Reports that the Iowa Legislature eliminated the retirement income tax so that there would be enough people around to call the Bingo numbers have proven to be false. Okay, while that thought may have never actually crossed anyone’s mind, our elected officials were certainly thinking about how to keep retirees in our state when they eliminated Iowa’s tax on retirement income this month.
Kiplinger currently ranks Iowa in the top ten states for worst tax climates for retirees, but even they admit that will change in 2023 when retirees will no longer have to pay a state income tax here. Acknowledging there were major financial incentives to flee Iowa’s tax code, this most recent measure caps steady progress that has been made to deliver tax relief to retirees. Last year, Iowa started the process to eliminate the inheritance tax.
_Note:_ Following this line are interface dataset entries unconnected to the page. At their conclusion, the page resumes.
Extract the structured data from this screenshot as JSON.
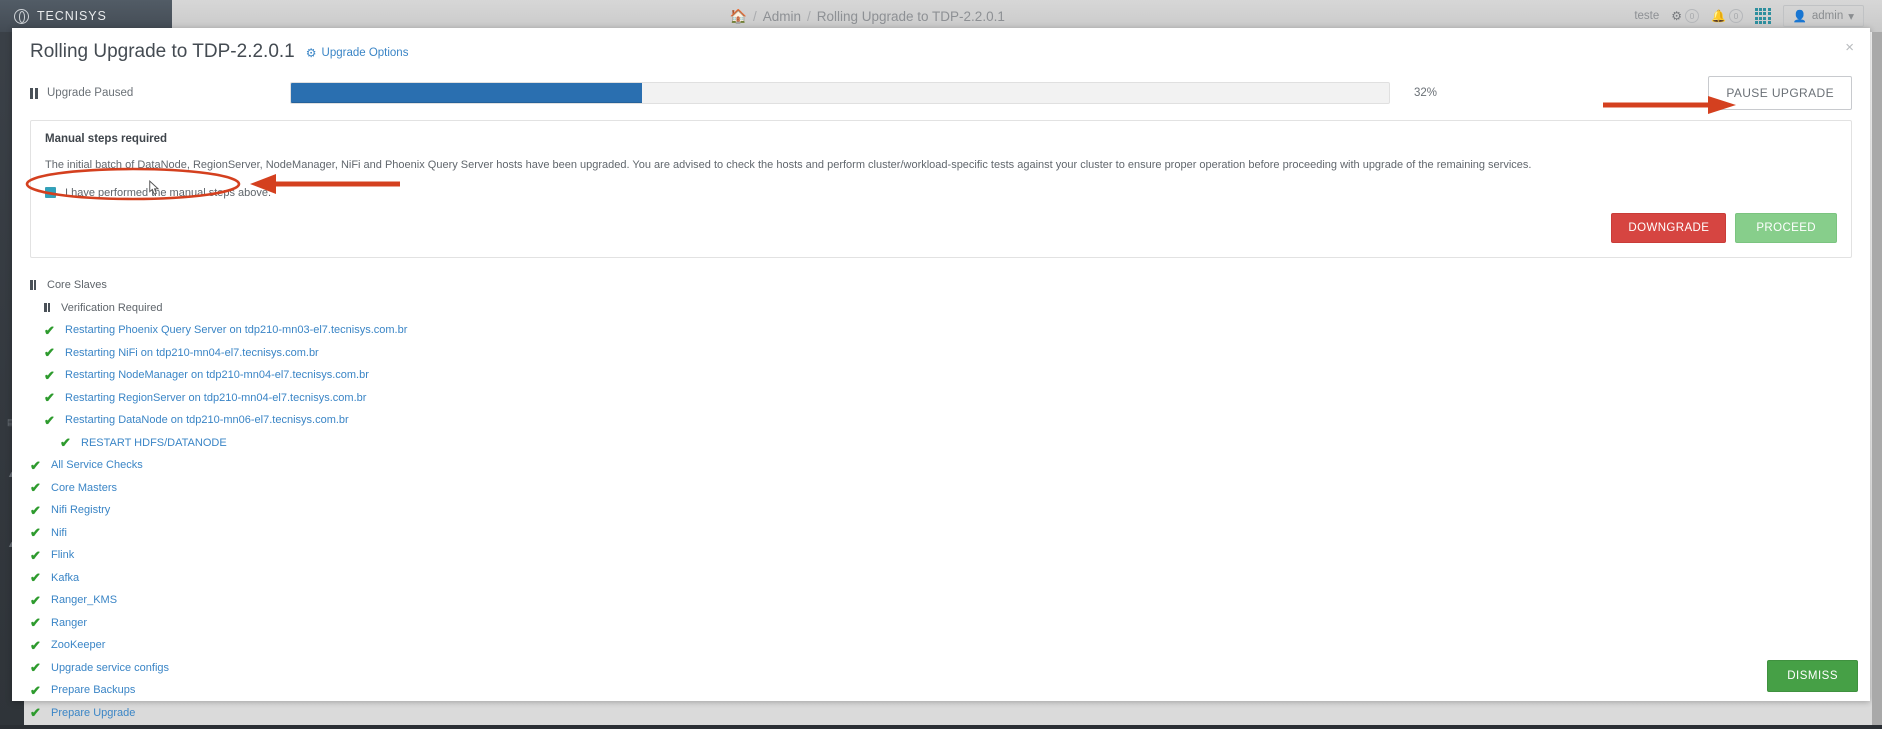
{
  "brand": {
    "name": "TECNISYS",
    "logo_icon": "circle-logo-icon"
  },
  "breadcrumb": {
    "home_icon": "home-icon",
    "sep": "/",
    "items": [
      "Admin",
      "Rolling Upgrade to TDP-2.2.0.1"
    ]
  },
  "topbar_right": {
    "cluster_name": "teste",
    "gear_icon": "gear-icon",
    "gear_badge": "0",
    "bell_icon": "bell-icon",
    "bell_badge": "0",
    "grid_icon": "grid-icon",
    "user_icon": "user-icon",
    "user_label": "admin",
    "caret_icon": "caret-down-icon"
  },
  "modal": {
    "title": "Rolling Upgrade to TDP-2.2.0.1",
    "upgrade_options_label": "Upgrade Options",
    "upgrade_options_icon": "cogs-icon",
    "close_icon": "close-icon",
    "close_glyph": "×"
  },
  "progress": {
    "status_icon": "pause-icon",
    "status_label": "Upgrade Paused",
    "percent_label": "32%",
    "percent_value": 32,
    "bar_color": "#2a6fb0",
    "pause_button_label": "PAUSE UPGRADE"
  },
  "manual_panel": {
    "title": "Manual steps required",
    "description": "The initial batch of DataNode, RegionServer, NodeManager, NiFi and Phoenix Query Server hosts have been upgraded. You are advised to check the hosts and perform cluster/workload-specific tests against your cluster to ensure proper operation before proceeding with upgrade of the remaining services.",
    "checkbox_label": "I have performed the manual steps above.",
    "checkbox_checked": true,
    "checkbox_color": "#2fa2bd",
    "downgrade_label": "DOWNGRADE",
    "downgrade_color": "#d64541",
    "proceed_label": "PROCEED",
    "proceed_color": "#87ce8b"
  },
  "tasks": [
    {
      "label": "Core Slaves",
      "status": "paused",
      "icon": "pause-icon",
      "level": 0
    },
    {
      "label": "Verification Required",
      "status": "paused",
      "icon": "pause-icon",
      "level": 1
    },
    {
      "label": "Restarting Phoenix Query Server on tdp210-mn03-el7.tecnisys.com.br",
      "status": "done",
      "icon": "check-icon",
      "level": 1
    },
    {
      "label": "Restarting NiFi on tdp210-mn04-el7.tecnisys.com.br",
      "status": "done",
      "icon": "check-icon",
      "level": 1
    },
    {
      "label": "Restarting NodeManager on tdp210-mn04-el7.tecnisys.com.br",
      "status": "done",
      "icon": "check-icon",
      "level": 1
    },
    {
      "label": "Restarting RegionServer on tdp210-mn04-el7.tecnisys.com.br",
      "status": "done",
      "icon": "check-icon",
      "level": 1
    },
    {
      "label": "Restarting DataNode on tdp210-mn06-el7.tecnisys.com.br",
      "status": "done",
      "icon": "check-icon",
      "level": 1
    },
    {
      "label": "RESTART HDFS/DATANODE",
      "status": "done",
      "icon": "check-icon",
      "level": 2
    },
    {
      "label": "All Service Checks",
      "status": "done",
      "icon": "check-icon",
      "level": 0
    },
    {
      "label": "Core Masters",
      "status": "done",
      "icon": "check-icon",
      "level": 0
    },
    {
      "label": "Nifi Registry",
      "status": "done",
      "icon": "check-icon",
      "level": 0
    },
    {
      "label": "Nifi",
      "status": "done",
      "icon": "check-icon",
      "level": 0
    },
    {
      "label": "Flink",
      "status": "done",
      "icon": "check-icon",
      "level": 0
    },
    {
      "label": "Kafka",
      "status": "done",
      "icon": "check-icon",
      "level": 0
    },
    {
      "label": "Ranger_KMS",
      "status": "done",
      "icon": "check-icon",
      "level": 0
    },
    {
      "label": "Ranger",
      "status": "done",
      "icon": "check-icon",
      "level": 0
    },
    {
      "label": "ZooKeeper",
      "status": "done",
      "icon": "check-icon",
      "level": 0
    },
    {
      "label": "Upgrade service configs",
      "status": "done",
      "icon": "check-icon",
      "level": 0
    },
    {
      "label": "Prepare Backups",
      "status": "done",
      "icon": "check-icon",
      "level": 0
    },
    {
      "label": "Prepare Upgrade",
      "status": "done",
      "icon": "check-icon",
      "level": 0
    }
  ],
  "footer": {
    "dismiss_label": "DISMISS",
    "dismiss_color": "#46a046"
  },
  "annotations": {
    "color": "#d4401f"
  },
  "check_glyph": "✔"
}
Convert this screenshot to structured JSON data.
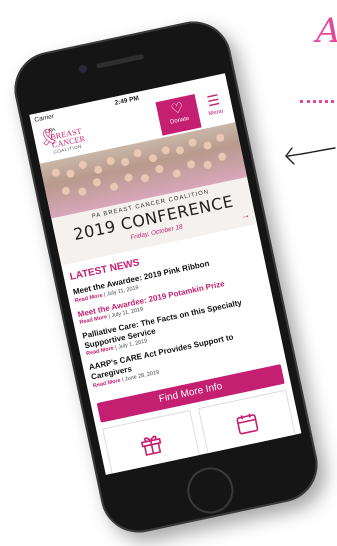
{
  "background": {
    "headline_fragment": "A",
    "accent_color": "#e2489a"
  },
  "status_bar": {
    "carrier": "Carrier",
    "time": "2:49 PM"
  },
  "app_header": {
    "logo": {
      "small": "PA",
      "line1": "BREAST",
      "line2": "CANCER",
      "line3": "COALITION",
      "icon": "ribbon-icon"
    },
    "donate_label": "Donate",
    "menu_label": "Menu",
    "brand_color": "#c41f70"
  },
  "banner": {
    "small_text": "PA BREAST CANCER COALITION",
    "big_text": "2019 CONFERENCE",
    "date_text": "Friday, October 18",
    "arrow": "→"
  },
  "latest_news": {
    "heading": "LATEST NEWS",
    "items": [
      {
        "title": "Meet the Awardee: 2019 Pink Ribbon",
        "read_more": "Read More",
        "date": "July 11, 2019",
        "pink": false
      },
      {
        "title": "Meet the Awardee: 2019 Potamkin Prize",
        "read_more": "Read More",
        "date": "July 11, 2019",
        "pink": true
      },
      {
        "title": "Palliative Care: The Facts on this Specialty Supportive Service",
        "read_more": "Read More",
        "date": "July 1, 2019",
        "pink": false
      },
      {
        "title": "AARP's CARE Act Provides Support to Caregivers",
        "read_more": "Read More",
        "date": "June 28, 2019",
        "pink": false
      }
    ]
  },
  "cta": {
    "find_more": "Find More Info"
  },
  "tiles": [
    {
      "icon": "gift-icon"
    },
    {
      "icon": "calendar-icon"
    }
  ]
}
In 2014, taxes on military retirement benefits were eliminated and that same year also saw the completion of a seven year phase-out of the income tax on social security benefits. Prior to those changes, Iowa had already been exempting the first $12,000 of income for a retired couple.
This year’s major tax reform bill, which also will gradually reduce the individual tax rate to a flat 3.9% and the corporate tax rate to a flat 5.5%, is a major victory for Iowa’s retirees. “Beginning in tax year 2023, the tax liability for nearly 295,000 Iowa taxpayers will be eliminated under the retirement provision of this new tax law,” stated Governor Reynolds.
Iowa will now join 12 other states that currently do not tax retirement income, as illustrated in the chart below. These include nine states that don’t tax individual income of any kind, as well as Illinois, Mississippi, and Pennsylvania that have also decided not to tax income from 401(k) plans, IRAs, or pensions.
Retired farmers will also have their tax liabilities reduced under the new law. “For farmers, age 55 or older who have farmed at least 10 years and are retired, this bill allows an option to eliminate the tax on cash rent or crop share agreements for all years the income is earned,” noted Governor Reynolds. There are additional provisions in the bill that attempt to exempt retirement income for certain business owners, too.
Retirees are the foundation of many communities across Iowa. They provide countless hours of volunteer service and contribute greatly to the culture of Iowa. Eliminating income taxes on retirees may not prevent some from escaping the cold winters, but an improved tax climate should encourage them to stick around the rest of the year.
Even with all of this good news, some Iowans may be asking why can’t ALL of the provisions be implemented RIGHT NOW? Some retirees may be asking why they have to wait until next year, too. These are understandable questions, but an important point to consider is that Governor Reynolds and the legislature are providing tax relief responsibly.
Iowa law requires that its budget is balanced. This means that any tax reform must fit with spending plans. Governor Reynolds and the Republican-led legislature have mapped out a plan that couples a steady reduction in tax rates with prudent levels of spending growth. It is precisely this fiscal conservatism that created not only a strong economy, but also a stable financial foundation for the state.
So, what’s next? Governor Reynolds and the legislature have made historic progress on cutting income taxes, but to make Iowa’s tax climate even more completive, property taxes must be examined. The Kiplinger retirement ranking docks Iowa for a high property tax burden, calculating our median property rate as the 11th-highest in the nation. That means we will need to address local government spending and public-school financing. For too long, local officials have gotten away with escalating property taxes and it is time for that growth to be reined in.
The 2020 census demonstrated that states with low- or no-income taxes are growing their populations and their economies. Improving Iowa’s tax climate will help attract and keep more people in Iowa. Our neighbors, as well as the nation at large, are paying attention to the pro-growth tax reforms taking hold here.